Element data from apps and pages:
◇ ◇ ◇

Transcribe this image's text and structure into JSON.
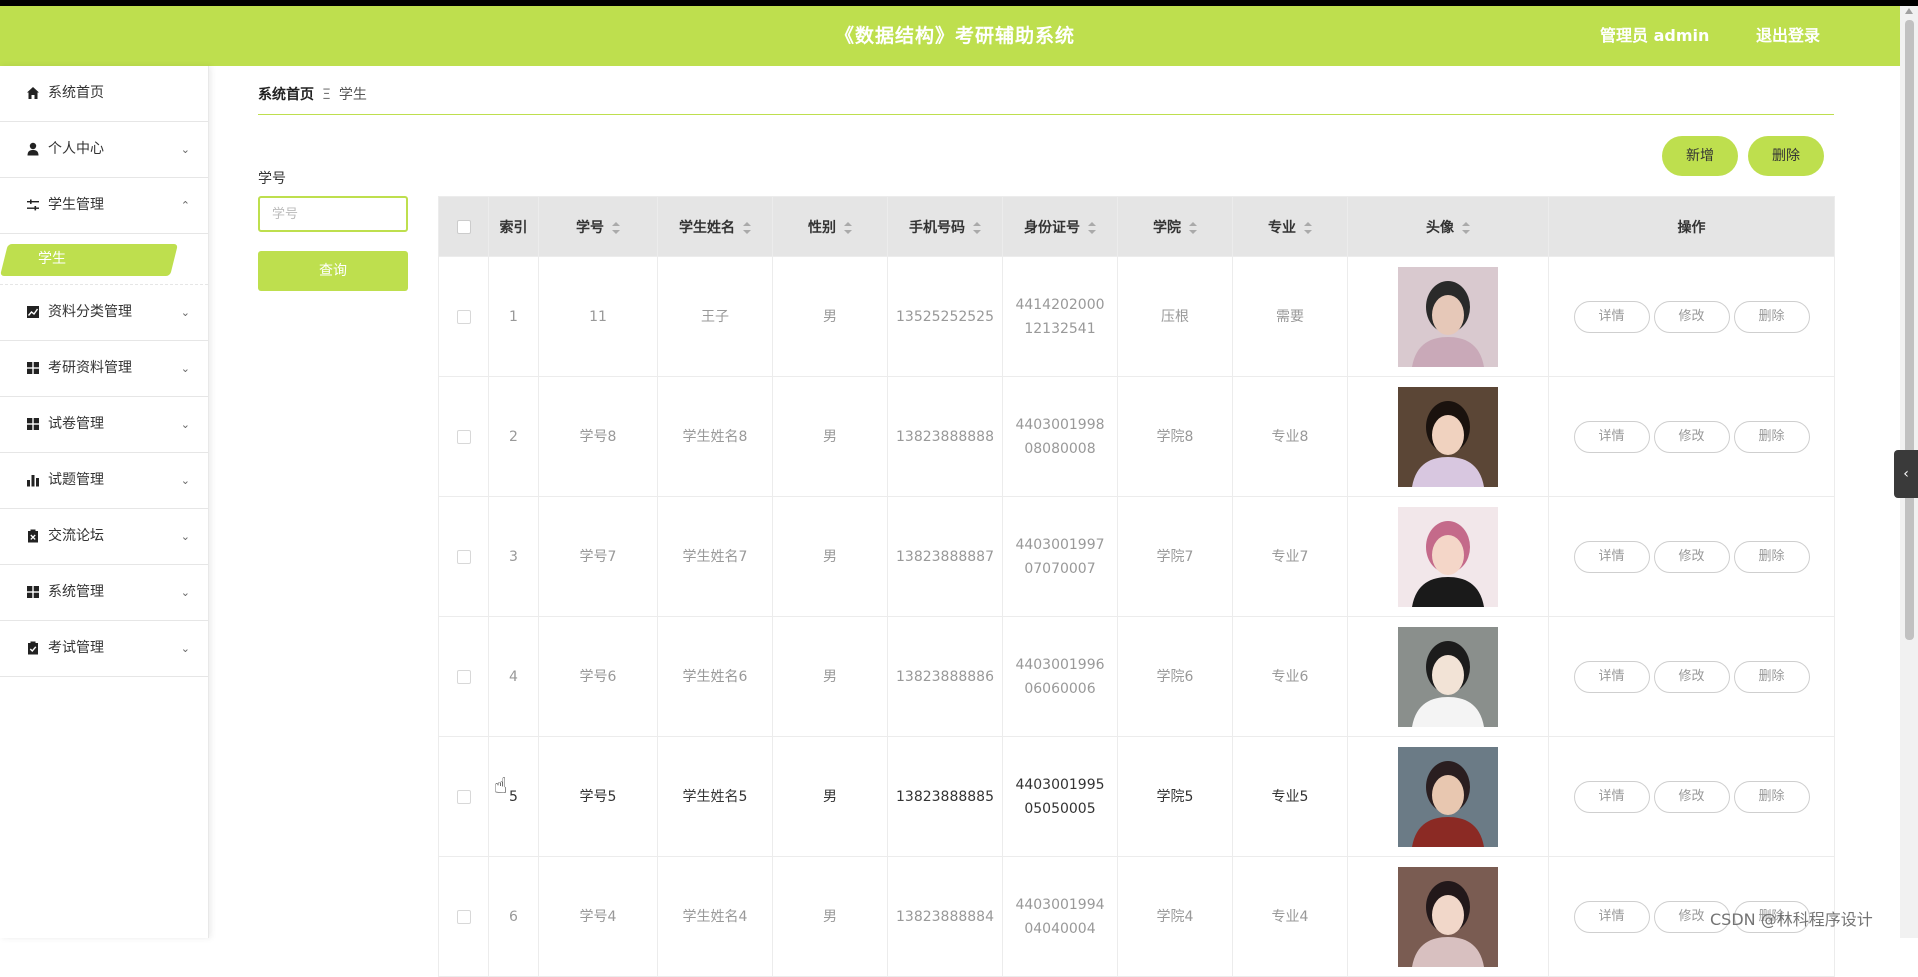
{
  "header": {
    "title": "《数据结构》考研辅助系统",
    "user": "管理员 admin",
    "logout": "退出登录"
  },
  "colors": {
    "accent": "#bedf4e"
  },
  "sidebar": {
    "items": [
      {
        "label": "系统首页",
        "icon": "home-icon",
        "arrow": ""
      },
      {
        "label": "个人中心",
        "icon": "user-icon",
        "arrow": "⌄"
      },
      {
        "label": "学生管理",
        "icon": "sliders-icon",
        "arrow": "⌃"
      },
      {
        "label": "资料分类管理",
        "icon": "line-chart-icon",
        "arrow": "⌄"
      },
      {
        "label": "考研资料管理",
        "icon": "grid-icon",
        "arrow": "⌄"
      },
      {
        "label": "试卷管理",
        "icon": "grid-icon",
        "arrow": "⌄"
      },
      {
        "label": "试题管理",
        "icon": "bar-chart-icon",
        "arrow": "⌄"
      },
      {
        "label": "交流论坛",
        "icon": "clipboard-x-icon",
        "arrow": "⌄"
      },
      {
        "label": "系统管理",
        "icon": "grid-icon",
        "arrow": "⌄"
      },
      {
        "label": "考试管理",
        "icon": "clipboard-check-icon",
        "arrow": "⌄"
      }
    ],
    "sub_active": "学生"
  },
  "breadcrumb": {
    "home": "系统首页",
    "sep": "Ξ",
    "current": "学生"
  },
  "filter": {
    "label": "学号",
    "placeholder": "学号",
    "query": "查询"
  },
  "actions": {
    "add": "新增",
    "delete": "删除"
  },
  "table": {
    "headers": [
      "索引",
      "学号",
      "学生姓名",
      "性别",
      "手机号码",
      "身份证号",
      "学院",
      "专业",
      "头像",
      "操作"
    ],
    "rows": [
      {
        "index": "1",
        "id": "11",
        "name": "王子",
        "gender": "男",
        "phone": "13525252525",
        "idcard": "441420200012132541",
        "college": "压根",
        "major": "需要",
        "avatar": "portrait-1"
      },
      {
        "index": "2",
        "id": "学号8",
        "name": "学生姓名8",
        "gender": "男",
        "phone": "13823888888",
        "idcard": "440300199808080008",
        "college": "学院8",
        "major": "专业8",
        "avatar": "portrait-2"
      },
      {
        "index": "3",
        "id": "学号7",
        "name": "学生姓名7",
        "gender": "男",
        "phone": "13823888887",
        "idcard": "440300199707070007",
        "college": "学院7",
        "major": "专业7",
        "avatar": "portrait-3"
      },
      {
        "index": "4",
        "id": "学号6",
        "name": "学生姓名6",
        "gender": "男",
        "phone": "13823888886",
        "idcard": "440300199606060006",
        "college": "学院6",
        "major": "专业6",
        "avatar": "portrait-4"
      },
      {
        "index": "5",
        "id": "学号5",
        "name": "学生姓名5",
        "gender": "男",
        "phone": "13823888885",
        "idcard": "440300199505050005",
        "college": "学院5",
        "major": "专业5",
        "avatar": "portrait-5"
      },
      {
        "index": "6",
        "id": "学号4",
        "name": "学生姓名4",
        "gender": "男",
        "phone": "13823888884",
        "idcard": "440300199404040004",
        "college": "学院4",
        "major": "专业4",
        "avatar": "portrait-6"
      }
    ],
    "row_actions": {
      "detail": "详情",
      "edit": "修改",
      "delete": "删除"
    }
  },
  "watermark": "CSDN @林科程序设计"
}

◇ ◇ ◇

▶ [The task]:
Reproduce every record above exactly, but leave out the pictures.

▶ [Exercise result]:
Transcribe this image's text and structure into JSON.
{
  "header": {
    "title": "《数据结构》考研辅助系统",
    "user": "管理员 admin",
    "logout": "退出登录"
  },
  "colors": {
    "accent": "#bedf4e"
  },
  "sidebar": {
    "items": [
      {
        "label": "系统首页",
        "icon": "home-icon",
        "arrow": ""
      },
      {
        "label": "个人中心",
        "icon": "user-icon",
        "arrow": "⌄"
      },
      {
        "label": "学生管理",
        "icon": "sliders-icon",
        "arrow": "⌃"
      },
      {
        "label": "资料分类管理",
        "icon": "line-chart-icon",
        "arrow": "⌄"
      },
      {
        "label": "考研资料管理",
        "icon": "grid-icon",
        "arrow": "⌄"
      },
      {
        "label": "试卷管理",
        "icon": "grid-icon",
        "arrow": "⌄"
      },
      {
        "label": "试题管理",
        "icon": "bar-chart-icon",
        "arrow": "⌄"
      },
      {
        "label": "交流论坛",
        "icon": "clipboard-x-icon",
        "arrow": "⌄"
      },
      {
        "label": "系统管理",
        "icon": "grid-icon",
        "arrow": "⌄"
      },
      {
        "label": "考试管理",
        "icon": "clipboard-check-icon",
        "arrow": "⌄"
      }
    ],
    "sub_active": "学生"
  },
  "breadcrumb": {
    "home": "系统首页",
    "sep": "Ξ",
    "current": "学生"
  },
  "filter": {
    "label": "学号",
    "placeholder": "学号",
    "query": "查询"
  },
  "actions": {
    "add": "新增",
    "delete": "删除"
  },
  "table": {
    "headers": [
      "索引",
      "学号",
      "学生姓名",
      "性别",
      "手机号码",
      "身份证号",
      "学院",
      "专业",
      "头像",
      "操作"
    ],
    "rows": [
      {
        "index": "1",
        "id": "11",
        "name": "王子",
        "gender": "男",
        "phone": "13525252525",
        "idcard": "441420200012132541",
        "college": "压根",
        "major": "需要",
        "avatar": "portrait-1"
      },
      {
        "index": "2",
        "id": "学号8",
        "name": "学生姓名8",
        "gender": "男",
        "phone": "13823888888",
        "idcard": "440300199808080008",
        "college": "学院8",
        "major": "专业8",
        "avatar": "portrait-2"
      },
      {
        "index": "3",
        "id": "学号7",
        "name": "学生姓名7",
        "gender": "男",
        "phone": "13823888887",
        "idcard": "440300199707070007",
        "college": "学院7",
        "major": "专业7",
        "avatar": "portrait-3"
      },
      {
        "index": "4",
        "id": "学号6",
        "name": "学生姓名6",
        "gender": "男",
        "phone": "13823888886",
        "idcard": "440300199606060006",
        "college": "学院6",
        "major": "专业6",
        "avatar": "portrait-4"
      },
      {
        "index": "5",
        "id": "学号5",
        "name": "学生姓名5",
        "gender": "男",
        "phone": "13823888885",
        "idcard": "440300199505050005",
        "college": "学院5",
        "major": "专业5",
        "avatar": "portrait-5"
      },
      {
        "index": "6",
        "id": "学号4",
        "name": "学生姓名4",
        "gender": "男",
        "phone": "13823888884",
        "idcard": "440300199404040004",
        "college": "学院4",
        "major": "专业4",
        "avatar": "portrait-6"
      }
    ],
    "row_actions": {
      "detail": "详情",
      "edit": "修改",
      "delete": "删除"
    }
  },
  "watermark": "CSDN @林科程序设计"
}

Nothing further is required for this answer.